In America, we love to overhype things. Take, for example, Honey Boo-Boo, the Mayan Calendar, or any political commentary involving Donald Trump; I challenge you to come up with three more irrelevant things. Sports are no different (insert the Tim Tebow and Manti Te’o jokes here). If you watch Sportscenter, you are likely to receive a daily update on the soap opera that is the Los Angeles Lakers. It makes no sense, but ESPN continues to show it because Americans love the story. The true sports fans couldn’t care less if Dwight Howard “wants” to play with Kobe, but true sports fans don’t always signal ratings.
During college football season, most analysts rant and rave about how superior the SEC is to everybody else. Fine, you win seven straight national championships as a conference, you can force people to listen to how great you really are. The SEC’s domination of college football is one of the few things that is probably not overhyped; it’s warranted. And as hard as it is to compare between sports, Big Ten basketball is right there with it.
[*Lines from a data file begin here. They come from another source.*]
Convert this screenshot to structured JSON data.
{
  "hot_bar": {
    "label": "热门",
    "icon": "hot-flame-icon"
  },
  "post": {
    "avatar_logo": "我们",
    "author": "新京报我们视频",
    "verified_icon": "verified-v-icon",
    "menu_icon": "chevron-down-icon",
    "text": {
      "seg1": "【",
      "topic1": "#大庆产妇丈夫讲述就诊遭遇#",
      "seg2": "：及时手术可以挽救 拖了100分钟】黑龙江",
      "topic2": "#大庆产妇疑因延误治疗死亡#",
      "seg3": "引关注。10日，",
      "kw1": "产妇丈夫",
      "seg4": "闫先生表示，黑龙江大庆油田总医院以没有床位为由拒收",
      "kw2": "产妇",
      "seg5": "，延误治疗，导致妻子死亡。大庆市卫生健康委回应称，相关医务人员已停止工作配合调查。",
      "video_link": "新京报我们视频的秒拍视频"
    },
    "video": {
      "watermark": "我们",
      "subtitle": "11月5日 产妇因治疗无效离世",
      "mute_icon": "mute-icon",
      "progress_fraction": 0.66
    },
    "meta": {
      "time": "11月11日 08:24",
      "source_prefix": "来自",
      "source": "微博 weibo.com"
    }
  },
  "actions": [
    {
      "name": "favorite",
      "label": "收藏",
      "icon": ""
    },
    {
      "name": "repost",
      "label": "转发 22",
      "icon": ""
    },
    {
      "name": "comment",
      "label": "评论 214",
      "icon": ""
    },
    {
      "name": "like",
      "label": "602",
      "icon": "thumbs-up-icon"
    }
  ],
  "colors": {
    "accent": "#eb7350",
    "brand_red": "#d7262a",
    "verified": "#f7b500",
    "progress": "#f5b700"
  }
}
Last night, Michigan beat Ohio State in one of the better games of the season. Last Saturday, Indiana beat Michigan. Before that it was Indiana beating Michigan State, Michigan State beating Ohio State, and Ohio State beating Michigan. If you tried to say which of those four teams is the best, based on who the other has beaten, you’d have one of the longer run-on sentences ever created. Mary Poppins would be proud. But no matter how you shake it, the Big Ten is supercalifragilisti….you get the point.
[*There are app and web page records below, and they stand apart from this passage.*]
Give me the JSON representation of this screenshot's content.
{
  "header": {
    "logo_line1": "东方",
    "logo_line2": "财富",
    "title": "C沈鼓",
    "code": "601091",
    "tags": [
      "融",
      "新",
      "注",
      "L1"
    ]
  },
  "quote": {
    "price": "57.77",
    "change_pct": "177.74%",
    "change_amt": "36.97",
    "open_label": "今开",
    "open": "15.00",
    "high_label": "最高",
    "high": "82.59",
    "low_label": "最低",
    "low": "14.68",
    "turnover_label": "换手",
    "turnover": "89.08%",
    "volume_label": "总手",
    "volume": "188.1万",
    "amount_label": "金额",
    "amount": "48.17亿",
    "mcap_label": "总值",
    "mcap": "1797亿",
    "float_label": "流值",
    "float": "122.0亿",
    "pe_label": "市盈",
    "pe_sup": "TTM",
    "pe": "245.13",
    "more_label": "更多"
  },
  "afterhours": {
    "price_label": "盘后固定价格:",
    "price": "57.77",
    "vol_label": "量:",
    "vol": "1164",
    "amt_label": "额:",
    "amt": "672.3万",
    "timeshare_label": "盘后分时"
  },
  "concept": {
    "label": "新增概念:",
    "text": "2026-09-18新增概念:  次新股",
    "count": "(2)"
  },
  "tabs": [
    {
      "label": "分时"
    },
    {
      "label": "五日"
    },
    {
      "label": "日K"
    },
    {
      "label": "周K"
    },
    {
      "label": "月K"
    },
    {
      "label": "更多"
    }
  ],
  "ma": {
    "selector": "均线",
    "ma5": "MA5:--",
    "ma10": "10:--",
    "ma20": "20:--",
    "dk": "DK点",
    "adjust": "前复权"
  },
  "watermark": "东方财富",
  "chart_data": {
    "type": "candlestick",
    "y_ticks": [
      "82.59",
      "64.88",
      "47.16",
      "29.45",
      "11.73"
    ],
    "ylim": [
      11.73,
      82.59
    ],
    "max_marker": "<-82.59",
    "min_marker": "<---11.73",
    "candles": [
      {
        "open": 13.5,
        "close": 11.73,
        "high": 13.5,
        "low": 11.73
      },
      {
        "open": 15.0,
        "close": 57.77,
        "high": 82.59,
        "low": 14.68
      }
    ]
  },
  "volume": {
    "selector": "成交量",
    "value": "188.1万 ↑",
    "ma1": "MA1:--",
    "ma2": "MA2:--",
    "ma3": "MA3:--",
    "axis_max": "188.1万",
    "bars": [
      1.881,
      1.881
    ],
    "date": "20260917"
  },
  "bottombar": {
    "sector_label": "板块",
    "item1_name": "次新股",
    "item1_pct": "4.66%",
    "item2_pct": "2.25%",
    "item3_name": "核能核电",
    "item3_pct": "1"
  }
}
Now, college basketball predictions in February are maybe the only thing less relevant than the threesome that began this article. Anything can happen between now and selection Sunday, and if you’ve watched the NCAA Tournament, then you know anything can happen once March rolls around. But think about it for just a second. Everyone seems to be up in arms when there is even the remote possibility that the BCS will produce two SEC teams to play for the national championship. What will people say if it happens in basketball?
Danny Manning’s Kansas Jayhawks are the last team to beat an opponent from their conference in the title game, when they trumped Oklahoma to win it all in 1988. It’s been twenty-four years…it’s been two in college football, thanks to the SEC. As I said, predictions in February are useless, so, naturally, I’ll make one: the national champion and national runner-up in college basketball will both be from the Big Ten. It is far and away the class of college hoops. I’d suffice to say that if Indiana, Michigan, Michigan State, and Ohio State are all in different regions of the bracket, there is legitimate shot at having a Big Ten party at the Final Four.
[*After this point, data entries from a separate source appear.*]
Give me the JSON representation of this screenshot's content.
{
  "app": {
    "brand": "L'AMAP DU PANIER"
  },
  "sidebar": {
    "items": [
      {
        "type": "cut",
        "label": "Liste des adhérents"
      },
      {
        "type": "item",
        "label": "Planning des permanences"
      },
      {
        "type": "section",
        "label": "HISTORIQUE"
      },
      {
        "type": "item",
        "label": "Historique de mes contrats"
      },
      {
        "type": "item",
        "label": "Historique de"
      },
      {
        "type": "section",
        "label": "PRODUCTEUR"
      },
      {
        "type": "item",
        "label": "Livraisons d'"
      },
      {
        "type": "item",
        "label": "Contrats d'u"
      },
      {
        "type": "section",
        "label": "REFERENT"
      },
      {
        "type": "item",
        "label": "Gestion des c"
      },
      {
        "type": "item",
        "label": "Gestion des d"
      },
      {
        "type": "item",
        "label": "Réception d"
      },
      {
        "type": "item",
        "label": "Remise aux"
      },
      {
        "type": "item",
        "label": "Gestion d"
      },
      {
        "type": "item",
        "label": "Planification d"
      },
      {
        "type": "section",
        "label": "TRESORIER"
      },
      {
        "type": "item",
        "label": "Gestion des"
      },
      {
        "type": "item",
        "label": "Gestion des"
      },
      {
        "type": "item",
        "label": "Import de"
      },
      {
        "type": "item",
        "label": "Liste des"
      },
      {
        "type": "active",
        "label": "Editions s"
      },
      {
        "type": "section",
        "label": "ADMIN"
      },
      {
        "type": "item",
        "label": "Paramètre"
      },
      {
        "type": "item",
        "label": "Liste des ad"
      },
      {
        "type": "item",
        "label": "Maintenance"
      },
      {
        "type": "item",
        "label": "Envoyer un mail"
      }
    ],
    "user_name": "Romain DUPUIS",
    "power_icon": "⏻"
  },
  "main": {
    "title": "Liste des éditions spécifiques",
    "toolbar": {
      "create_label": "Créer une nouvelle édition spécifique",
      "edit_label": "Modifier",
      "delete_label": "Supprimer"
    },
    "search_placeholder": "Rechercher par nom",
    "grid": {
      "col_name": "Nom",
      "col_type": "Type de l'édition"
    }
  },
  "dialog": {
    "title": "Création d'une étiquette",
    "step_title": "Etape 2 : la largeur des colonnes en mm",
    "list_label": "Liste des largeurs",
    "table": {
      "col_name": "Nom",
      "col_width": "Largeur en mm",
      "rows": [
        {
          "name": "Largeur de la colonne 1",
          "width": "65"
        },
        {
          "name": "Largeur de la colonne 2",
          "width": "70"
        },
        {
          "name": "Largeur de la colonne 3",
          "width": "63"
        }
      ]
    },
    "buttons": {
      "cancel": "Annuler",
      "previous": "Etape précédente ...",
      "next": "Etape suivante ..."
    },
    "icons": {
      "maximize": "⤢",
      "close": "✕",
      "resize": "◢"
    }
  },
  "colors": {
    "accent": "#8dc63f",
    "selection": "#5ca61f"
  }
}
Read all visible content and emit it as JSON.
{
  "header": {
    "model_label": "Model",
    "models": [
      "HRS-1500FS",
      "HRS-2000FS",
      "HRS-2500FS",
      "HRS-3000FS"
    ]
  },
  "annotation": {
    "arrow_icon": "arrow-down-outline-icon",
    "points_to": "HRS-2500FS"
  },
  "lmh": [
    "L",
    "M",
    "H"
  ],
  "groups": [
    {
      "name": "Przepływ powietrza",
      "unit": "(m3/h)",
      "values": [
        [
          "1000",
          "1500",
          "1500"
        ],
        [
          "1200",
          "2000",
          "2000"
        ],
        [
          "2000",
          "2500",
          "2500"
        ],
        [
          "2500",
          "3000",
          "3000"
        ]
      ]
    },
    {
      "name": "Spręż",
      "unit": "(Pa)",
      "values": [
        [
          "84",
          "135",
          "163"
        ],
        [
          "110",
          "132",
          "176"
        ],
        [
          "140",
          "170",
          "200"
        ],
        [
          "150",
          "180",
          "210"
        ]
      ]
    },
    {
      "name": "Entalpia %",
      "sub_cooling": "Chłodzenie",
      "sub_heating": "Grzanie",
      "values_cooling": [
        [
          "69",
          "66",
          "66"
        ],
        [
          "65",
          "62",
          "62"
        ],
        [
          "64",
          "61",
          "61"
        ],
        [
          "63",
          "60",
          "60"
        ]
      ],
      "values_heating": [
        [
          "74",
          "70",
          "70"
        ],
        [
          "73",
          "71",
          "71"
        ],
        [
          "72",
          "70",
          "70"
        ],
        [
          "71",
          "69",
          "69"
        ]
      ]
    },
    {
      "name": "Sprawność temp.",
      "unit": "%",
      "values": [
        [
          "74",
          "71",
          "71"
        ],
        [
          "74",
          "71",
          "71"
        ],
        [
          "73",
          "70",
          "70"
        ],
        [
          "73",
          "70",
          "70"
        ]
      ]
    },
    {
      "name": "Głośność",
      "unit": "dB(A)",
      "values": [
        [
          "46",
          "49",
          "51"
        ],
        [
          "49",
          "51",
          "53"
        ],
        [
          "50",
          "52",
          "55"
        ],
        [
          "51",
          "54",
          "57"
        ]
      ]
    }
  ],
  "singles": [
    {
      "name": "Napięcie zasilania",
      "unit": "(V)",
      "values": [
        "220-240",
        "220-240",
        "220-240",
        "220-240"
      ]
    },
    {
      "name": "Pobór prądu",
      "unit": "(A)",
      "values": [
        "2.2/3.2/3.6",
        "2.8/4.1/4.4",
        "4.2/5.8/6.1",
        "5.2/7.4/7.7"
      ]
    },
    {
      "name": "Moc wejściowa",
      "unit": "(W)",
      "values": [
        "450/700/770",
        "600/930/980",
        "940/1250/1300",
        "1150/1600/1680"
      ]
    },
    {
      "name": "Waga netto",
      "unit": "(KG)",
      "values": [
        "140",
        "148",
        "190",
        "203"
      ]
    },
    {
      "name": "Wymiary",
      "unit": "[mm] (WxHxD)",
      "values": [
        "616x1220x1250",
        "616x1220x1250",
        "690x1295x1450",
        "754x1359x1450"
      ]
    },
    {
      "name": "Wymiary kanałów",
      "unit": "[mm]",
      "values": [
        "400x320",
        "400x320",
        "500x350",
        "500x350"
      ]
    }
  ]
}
I always find it funny when people complain that the SEC shouldn’t get two teams in the National Championship game, because it isn’t as exciting. Yeah, Notre Dame was pretty exciting this year. In basketball, there can be no such argument, though. You have to earn your way there. You have to win six games to cut down the nets, not just one against whoever a computer tells you to play.
When the SEC is at its peak on the gridiron, there is an instant classic every week, whether its Texas A&M stunning the Tide in Tuscaloosa, or that same Alabama team escaping Tiger Stadium with a win over LSU. That’s where the Big Ten is, right now. Every time two of those top four teams go at it, it’s must see TV. It’s likely on ESPN or CBS, likely in primetime, and will likely determine who takes over number one for the next week. So watch next Tuesday, when Michigan goes to East Lansing, and watch when Indiana comes into Crisler, or Michigan State goes to Columbus. It’s bound to be more entertaining than Honey Boo-Boo.